A research paper published in the November 2006 edition of BJOG: An International Journal of Obstetrics and Gynaecology reveals seasonal and environmental variations can result in higher incidences of premature births.
An international review of the available literature was conducted, cross-referenced to an analysis of the seasonal variability of preterm births across 18 maternity units over 12 years in the North West Thames region of London.
The review of research demonstrated that seasonal patterns do exist around the world. Results from developed and developing countries were compared. In countries where there are harsher seasonal changes such as the United States and Japan, winter and summer recorded the highest numbers of preterm births. In developing countries, seasonal patterns revealed a correlation between nutrition and maternal weight loss in determining whether babies were born premature. In Gambia for instance, preterm births were recorded twice a year, between the start and end of the ?hungry’ season.
The risk of preterm births in London occurs during the winter between November and December. Unlike the USA and Japan, England’s temperate climate means that the population is not exposed to the same extreme temperatures experienced in those two countries.
The authors also reveal how medical factors present at the time of birth (many of which are seasonal), rather than during the time of conception, may result in preterm births. Risk factors such as genital tract infections, and external environmental factors such as drops in barometric pressure or high levels of atmospheric pollution all contribute to more preterm births.
Dr Sue Lee of the Oxford Tropical Medicine Programme at Mahidol University, Thailand said, ?Our study clearly demonstrated that a seasonal pattern of preterm births exists in the UK with the highest risk of preterm birth occurring in winters. However, the study was conducted in a London-based population only and should therefore not be generalised to the entire UK population without caution.
These findings have potential implications for planning and preparation for preterm births for hospitals and carers.
The next logical step would be to try and understand what is causing the seasonal differences in preterm birth rates so that interventions can be tailored toward using this information to reduce the consequences of preterm birth.?
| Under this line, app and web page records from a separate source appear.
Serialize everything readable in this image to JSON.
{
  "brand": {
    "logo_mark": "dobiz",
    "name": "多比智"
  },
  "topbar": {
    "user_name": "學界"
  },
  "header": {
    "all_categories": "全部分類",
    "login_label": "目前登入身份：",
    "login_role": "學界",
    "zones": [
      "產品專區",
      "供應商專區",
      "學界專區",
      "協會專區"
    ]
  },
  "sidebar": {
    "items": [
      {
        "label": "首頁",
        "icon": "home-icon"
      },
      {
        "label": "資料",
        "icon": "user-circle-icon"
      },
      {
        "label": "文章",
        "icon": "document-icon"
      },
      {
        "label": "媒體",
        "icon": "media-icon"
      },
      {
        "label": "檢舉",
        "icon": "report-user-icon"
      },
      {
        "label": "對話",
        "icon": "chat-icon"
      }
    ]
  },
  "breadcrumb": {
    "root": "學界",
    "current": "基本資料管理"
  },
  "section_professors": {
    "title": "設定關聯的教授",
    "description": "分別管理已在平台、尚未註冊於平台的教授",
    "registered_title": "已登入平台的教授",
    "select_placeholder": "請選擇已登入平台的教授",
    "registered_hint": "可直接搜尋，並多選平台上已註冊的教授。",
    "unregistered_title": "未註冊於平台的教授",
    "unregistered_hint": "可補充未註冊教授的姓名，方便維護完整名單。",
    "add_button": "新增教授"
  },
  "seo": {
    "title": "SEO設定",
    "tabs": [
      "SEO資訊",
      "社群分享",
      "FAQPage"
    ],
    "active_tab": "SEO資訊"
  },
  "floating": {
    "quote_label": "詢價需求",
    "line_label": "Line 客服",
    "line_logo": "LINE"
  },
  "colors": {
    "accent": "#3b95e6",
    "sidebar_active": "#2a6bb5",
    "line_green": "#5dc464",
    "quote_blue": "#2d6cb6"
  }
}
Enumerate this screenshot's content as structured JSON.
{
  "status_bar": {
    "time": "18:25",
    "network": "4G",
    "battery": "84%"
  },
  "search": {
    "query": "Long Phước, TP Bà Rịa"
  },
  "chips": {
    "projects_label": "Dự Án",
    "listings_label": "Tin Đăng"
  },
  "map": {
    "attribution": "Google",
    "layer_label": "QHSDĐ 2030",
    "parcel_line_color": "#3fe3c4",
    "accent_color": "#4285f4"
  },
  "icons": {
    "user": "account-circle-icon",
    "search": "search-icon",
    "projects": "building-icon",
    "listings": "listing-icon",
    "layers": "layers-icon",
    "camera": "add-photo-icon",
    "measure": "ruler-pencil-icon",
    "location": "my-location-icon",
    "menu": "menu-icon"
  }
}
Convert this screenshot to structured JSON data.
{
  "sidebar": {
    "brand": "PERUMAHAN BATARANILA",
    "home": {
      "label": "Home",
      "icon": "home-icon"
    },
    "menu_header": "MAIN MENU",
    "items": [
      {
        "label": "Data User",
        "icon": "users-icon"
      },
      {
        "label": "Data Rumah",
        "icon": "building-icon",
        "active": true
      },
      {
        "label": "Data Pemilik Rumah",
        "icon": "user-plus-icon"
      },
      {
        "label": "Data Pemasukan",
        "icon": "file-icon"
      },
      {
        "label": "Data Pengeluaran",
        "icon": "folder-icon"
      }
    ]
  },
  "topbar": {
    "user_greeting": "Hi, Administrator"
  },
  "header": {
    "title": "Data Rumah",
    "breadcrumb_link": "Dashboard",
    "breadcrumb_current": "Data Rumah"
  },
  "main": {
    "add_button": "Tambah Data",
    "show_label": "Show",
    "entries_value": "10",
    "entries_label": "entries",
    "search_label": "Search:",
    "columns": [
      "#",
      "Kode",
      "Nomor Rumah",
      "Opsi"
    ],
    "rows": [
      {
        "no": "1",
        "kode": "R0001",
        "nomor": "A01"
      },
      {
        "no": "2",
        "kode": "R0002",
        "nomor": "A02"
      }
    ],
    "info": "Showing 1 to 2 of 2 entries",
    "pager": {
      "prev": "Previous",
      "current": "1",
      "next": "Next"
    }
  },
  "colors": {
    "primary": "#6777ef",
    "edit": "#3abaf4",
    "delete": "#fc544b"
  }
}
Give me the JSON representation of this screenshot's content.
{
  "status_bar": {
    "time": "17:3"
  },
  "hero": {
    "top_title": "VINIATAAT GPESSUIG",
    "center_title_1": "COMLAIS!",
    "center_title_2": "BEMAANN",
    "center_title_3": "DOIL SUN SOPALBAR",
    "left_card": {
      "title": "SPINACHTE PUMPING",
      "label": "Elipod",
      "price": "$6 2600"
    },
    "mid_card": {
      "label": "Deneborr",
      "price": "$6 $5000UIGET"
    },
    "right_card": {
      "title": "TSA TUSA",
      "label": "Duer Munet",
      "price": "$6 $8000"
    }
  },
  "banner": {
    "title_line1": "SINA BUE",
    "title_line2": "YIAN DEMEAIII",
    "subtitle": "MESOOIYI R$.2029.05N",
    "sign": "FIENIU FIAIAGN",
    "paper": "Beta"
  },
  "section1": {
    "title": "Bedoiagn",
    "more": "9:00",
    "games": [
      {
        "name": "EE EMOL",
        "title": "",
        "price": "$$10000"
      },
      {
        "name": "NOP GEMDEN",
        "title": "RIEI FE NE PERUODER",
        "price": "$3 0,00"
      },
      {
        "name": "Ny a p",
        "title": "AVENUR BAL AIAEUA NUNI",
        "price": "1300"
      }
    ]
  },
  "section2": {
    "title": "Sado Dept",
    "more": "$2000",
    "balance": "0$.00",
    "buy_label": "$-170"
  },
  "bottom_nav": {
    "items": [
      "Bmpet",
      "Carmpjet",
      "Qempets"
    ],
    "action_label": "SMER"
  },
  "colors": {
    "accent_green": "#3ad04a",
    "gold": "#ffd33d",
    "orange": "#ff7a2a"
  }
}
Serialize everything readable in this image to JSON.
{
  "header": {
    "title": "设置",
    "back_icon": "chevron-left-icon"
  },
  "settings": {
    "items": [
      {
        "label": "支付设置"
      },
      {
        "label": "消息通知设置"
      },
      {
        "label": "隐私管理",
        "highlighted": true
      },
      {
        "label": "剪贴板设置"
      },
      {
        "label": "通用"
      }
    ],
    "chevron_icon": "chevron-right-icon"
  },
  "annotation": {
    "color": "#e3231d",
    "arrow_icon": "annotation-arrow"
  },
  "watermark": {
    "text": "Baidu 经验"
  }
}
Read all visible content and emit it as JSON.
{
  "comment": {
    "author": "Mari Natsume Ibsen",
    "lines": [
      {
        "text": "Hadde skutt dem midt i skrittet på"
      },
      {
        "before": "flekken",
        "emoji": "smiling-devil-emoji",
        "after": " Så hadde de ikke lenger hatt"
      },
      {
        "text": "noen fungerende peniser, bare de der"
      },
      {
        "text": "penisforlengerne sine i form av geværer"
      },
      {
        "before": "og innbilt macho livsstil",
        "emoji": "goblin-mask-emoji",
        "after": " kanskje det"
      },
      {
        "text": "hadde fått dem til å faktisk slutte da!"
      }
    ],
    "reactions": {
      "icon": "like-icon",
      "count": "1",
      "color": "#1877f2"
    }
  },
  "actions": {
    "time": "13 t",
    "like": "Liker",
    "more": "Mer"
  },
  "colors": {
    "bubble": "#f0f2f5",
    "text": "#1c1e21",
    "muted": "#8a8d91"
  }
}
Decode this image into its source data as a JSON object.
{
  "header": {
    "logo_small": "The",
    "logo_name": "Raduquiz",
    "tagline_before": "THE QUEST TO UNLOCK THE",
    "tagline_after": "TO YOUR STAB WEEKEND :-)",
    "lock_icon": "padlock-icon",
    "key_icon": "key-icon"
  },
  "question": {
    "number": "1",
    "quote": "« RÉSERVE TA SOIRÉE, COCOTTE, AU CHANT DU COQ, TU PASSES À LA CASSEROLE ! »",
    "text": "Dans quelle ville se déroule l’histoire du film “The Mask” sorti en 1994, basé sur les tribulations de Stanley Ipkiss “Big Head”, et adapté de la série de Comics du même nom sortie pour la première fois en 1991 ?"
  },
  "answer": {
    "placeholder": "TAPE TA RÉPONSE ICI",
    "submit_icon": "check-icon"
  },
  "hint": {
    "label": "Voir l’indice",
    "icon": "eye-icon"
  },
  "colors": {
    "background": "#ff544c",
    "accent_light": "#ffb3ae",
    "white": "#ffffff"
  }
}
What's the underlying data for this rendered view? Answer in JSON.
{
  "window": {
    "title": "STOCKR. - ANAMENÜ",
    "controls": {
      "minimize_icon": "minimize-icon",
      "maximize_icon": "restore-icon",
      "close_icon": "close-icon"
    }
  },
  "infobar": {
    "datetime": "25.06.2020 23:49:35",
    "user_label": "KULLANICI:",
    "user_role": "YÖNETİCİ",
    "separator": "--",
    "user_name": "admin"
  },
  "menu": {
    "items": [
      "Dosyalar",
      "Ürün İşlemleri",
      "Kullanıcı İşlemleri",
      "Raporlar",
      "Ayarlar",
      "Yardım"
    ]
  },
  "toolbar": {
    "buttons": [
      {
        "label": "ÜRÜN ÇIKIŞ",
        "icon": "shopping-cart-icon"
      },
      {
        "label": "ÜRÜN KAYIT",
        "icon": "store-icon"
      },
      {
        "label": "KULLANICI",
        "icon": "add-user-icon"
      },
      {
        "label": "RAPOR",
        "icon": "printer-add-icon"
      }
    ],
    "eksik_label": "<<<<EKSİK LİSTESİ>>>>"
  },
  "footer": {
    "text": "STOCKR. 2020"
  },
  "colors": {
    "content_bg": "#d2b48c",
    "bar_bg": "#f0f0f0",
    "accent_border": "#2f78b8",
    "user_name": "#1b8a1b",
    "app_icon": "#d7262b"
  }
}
Ric Warren, RCOG Honorary Secretary said, ?Establishing seasonal patterns of birth can have important implications for the delivery of healthcare services. Anticipating these changes could potentially reduce morbidity and mortality of preterm births.
Preterm birth is one of the largest contributors to mortality in neonates and infants, and to morbidity later in life. Expanding our knowledge of environmental factors is one step towards reducing the frequency of preterm births.?